The other connection with my father’s mysterious past were letters I discovered while cleaning out my mother’s house after her move to an assisted- living apartment.
There were beautiful letters meticulously typed on light-blue paper that expressed shock and dismay, but with great wit and affection, about my father’s sudden wedding.
The correspondent was a former male lover, who, at that time, was taking courses at Columbia University and living in Greenwich Village.
The depths of my father’s secret life were unfathomable. Layers upon layers upon layers.
And my mother’s…the mysterious calling cards from South American men…her frequent references to the Salvation Army, where she had to spend a few Christmases alone because her tyrannical, controlling father, the prominent, respected surgeon, wanted her to be the dutiful daughter and stay home and take care of her aging parents.
Dutiful was a word not to be included in Nancy’s vocabulary.
She rebelled and fled from her small Pennsylvania town to New York City. She was too manic-depressive to hold a job for more than a few weeks; I am fairly certain that she also learned to depend on and survived because of…the kindness of strangers (that would be Men).
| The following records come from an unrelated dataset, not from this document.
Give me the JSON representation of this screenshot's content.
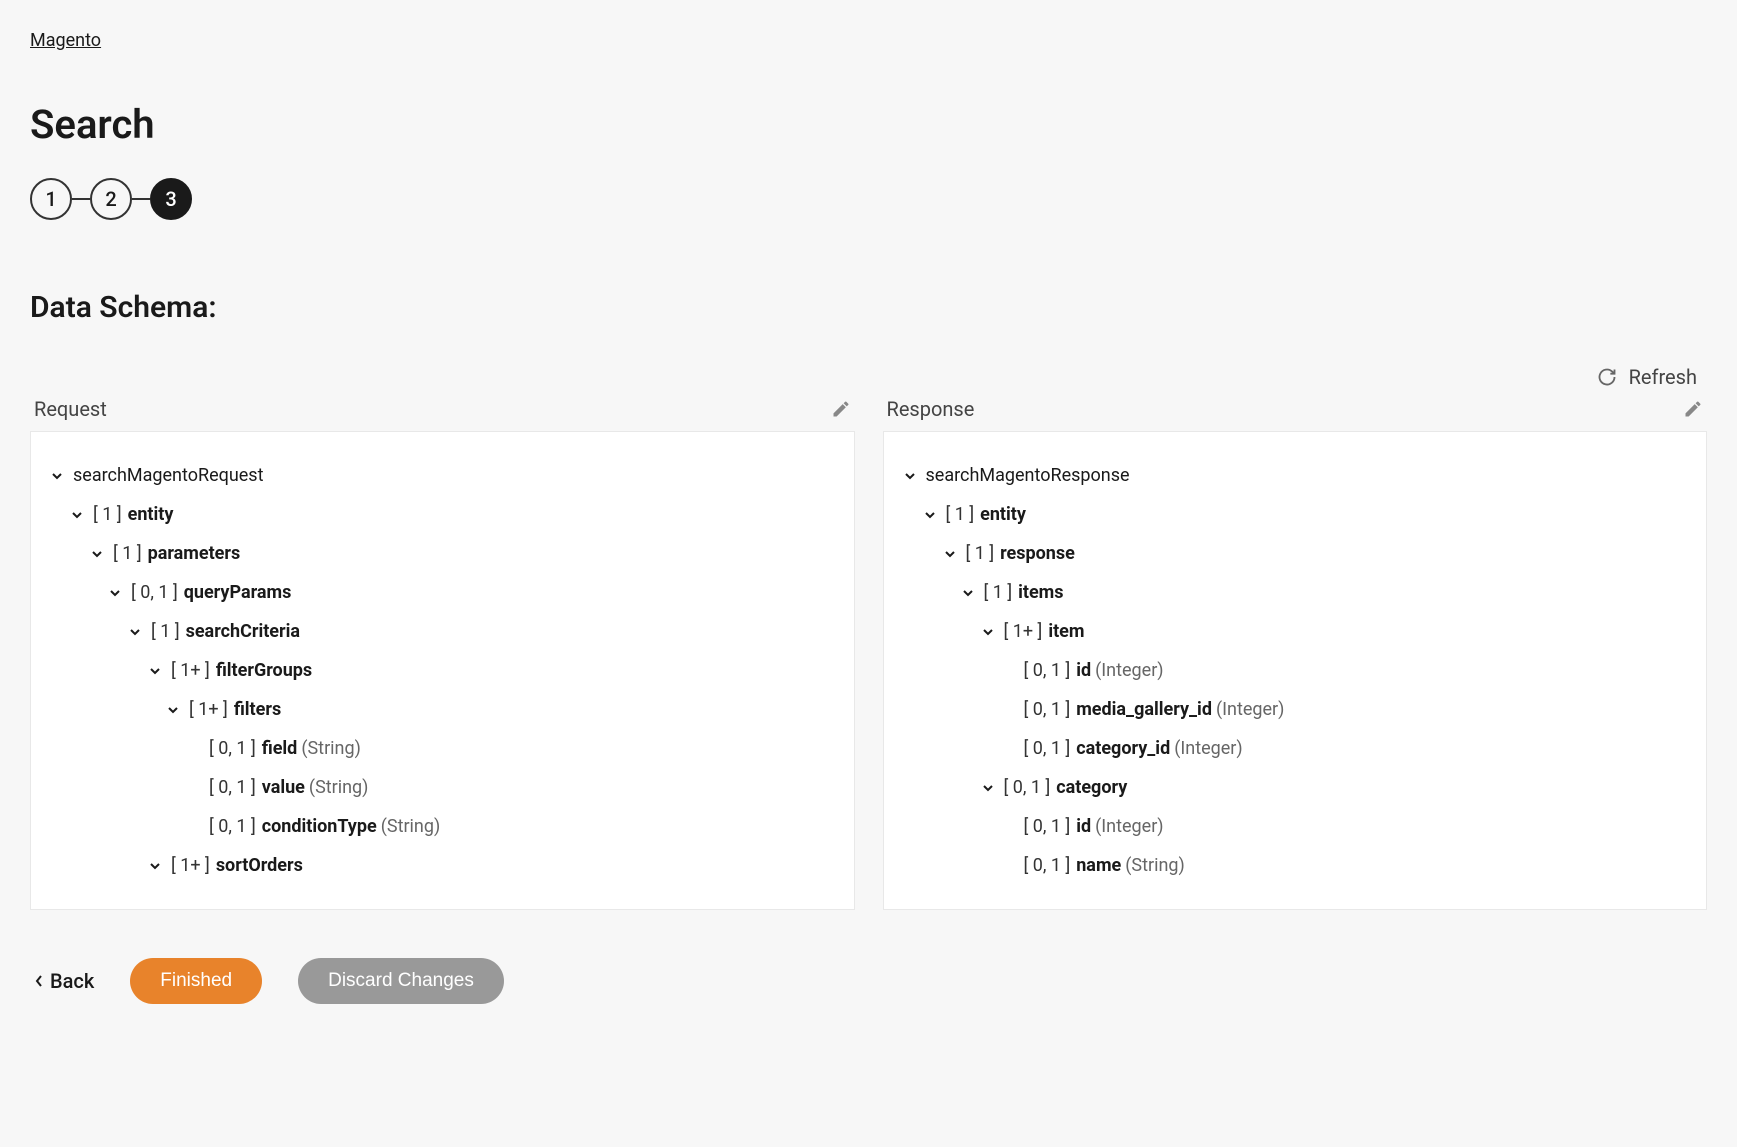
{
  "breadcrumb": "Magento",
  "page_title": "Search",
  "stepper": {
    "steps": [
      "1",
      "2",
      "3"
    ],
    "active_index": 2
  },
  "section_title": "Data Schema:",
  "refresh_label": "Refresh",
  "panels": {
    "request": {
      "label": "Request",
      "tree": [
        {
          "indent": 0,
          "expandable": true,
          "name": "searchMagentoRequest",
          "root": true
        },
        {
          "indent": 1,
          "expandable": true,
          "cardinality": "[ 1 ]",
          "name": "entity"
        },
        {
          "indent": 2,
          "expandable": true,
          "cardinality": "[ 1 ]",
          "name": "parameters"
        },
        {
          "indent": 3,
          "expandable": true,
          "cardinality": "[ 0, 1 ]",
          "name": "queryParams"
        },
        {
          "indent": 4,
          "expandable": true,
          "cardinality": "[ 1 ]",
          "name": "searchCriteria"
        },
        {
          "indent": 5,
          "expandable": true,
          "cardinality": "[ 1+ ]",
          "name": "filterGroups"
        },
        {
          "indent": 6,
          "expandable": true,
          "cardinality": "[ 1+ ]",
          "name": "filters"
        },
        {
          "indent": 7,
          "expandable": false,
          "cardinality": "[ 0, 1 ]",
          "name": "field",
          "type": "(String)"
        },
        {
          "indent": 7,
          "expandable": false,
          "cardinality": "[ 0, 1 ]",
          "name": "value",
          "type": "(String)"
        },
        {
          "indent": 7,
          "expandable": false,
          "cardinality": "[ 0, 1 ]",
          "name": "conditionType",
          "type": "(String)"
        },
        {
          "indent": 5,
          "expandable": true,
          "cardinality": "[ 1+ ]",
          "name": "sortOrders"
        }
      ]
    },
    "response": {
      "label": "Response",
      "tree": [
        {
          "indent": 0,
          "expandable": true,
          "name": "searchMagentoResponse",
          "root": true
        },
        {
          "indent": 1,
          "expandable": true,
          "cardinality": "[ 1 ]",
          "name": "entity"
        },
        {
          "indent": 2,
          "expandable": true,
          "cardinality": "[ 1 ]",
          "name": "response"
        },
        {
          "indent": 3,
          "expandable": true,
          "cardinality": "[ 1 ]",
          "name": "items"
        },
        {
          "indent": 4,
          "expandable": true,
          "cardinality": "[ 1+ ]",
          "name": "item"
        },
        {
          "indent": 5,
          "expandable": false,
          "cardinality": "[ 0, 1 ]",
          "name": "id",
          "type": "(Integer)"
        },
        {
          "indent": 5,
          "expandable": false,
          "cardinality": "[ 0, 1 ]",
          "name": "media_gallery_id",
          "type": "(Integer)"
        },
        {
          "indent": 5,
          "expandable": false,
          "cardinality": "[ 0, 1 ]",
          "name": "category_id",
          "type": "(Integer)"
        },
        {
          "indent": 4,
          "expandable": true,
          "cardinality": "[ 0, 1 ]",
          "name": "category"
        },
        {
          "indent": 5,
          "expandable": false,
          "cardinality": "[ 0, 1 ]",
          "name": "id",
          "type": "(Integer)"
        },
        {
          "indent": 5,
          "expandable": false,
          "cardinality": "[ 0, 1 ]",
          "name": "name",
          "type": "(String)"
        }
      ]
    }
  },
  "footer": {
    "back_label": "Back",
    "finished_label": "Finished",
    "discard_label": "Discard Changes"
  }
}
It would explain much of her Rage. Very similar to mine, actually, but for some inexplicable reason, I was always able to repress/suppress my Rage and channel it into productive activity—especially after I stopped drinking.
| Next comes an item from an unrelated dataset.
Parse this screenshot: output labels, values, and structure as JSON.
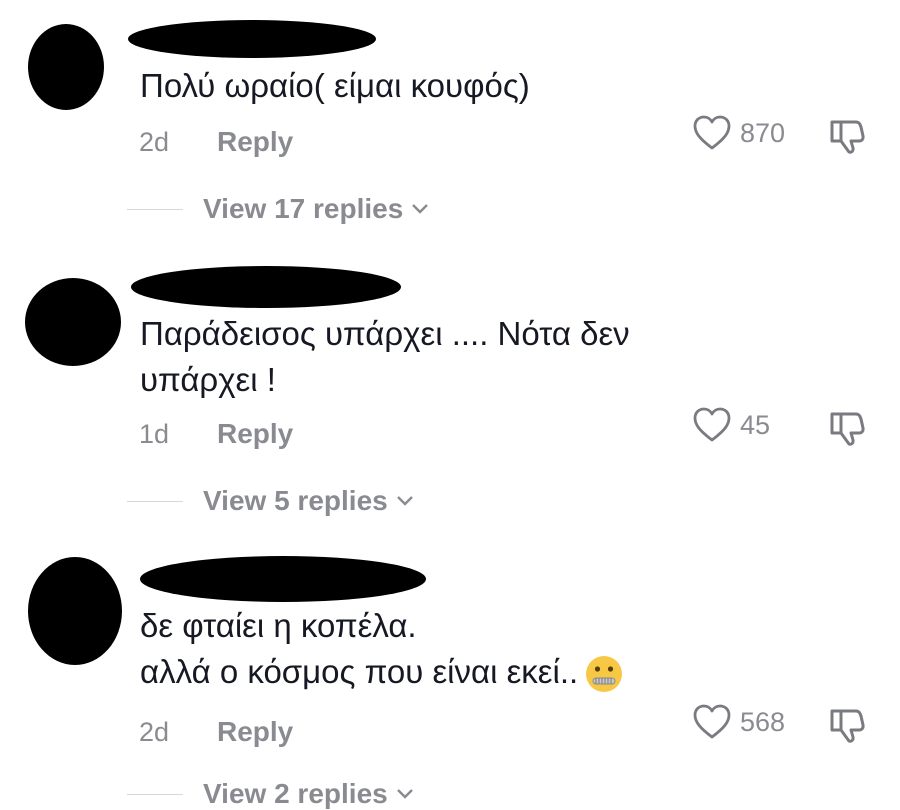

(My mother never stopped drinking.)
And what about all the notes and business cards from the South American romeos who pursued my very pretty mother [after her divorce from the Greenwich, Connecticut, banker] when she was ensconced on an Argentine ranch with her married former college roommate ?
Who were these people?
My parents? !
What incalculable strangers!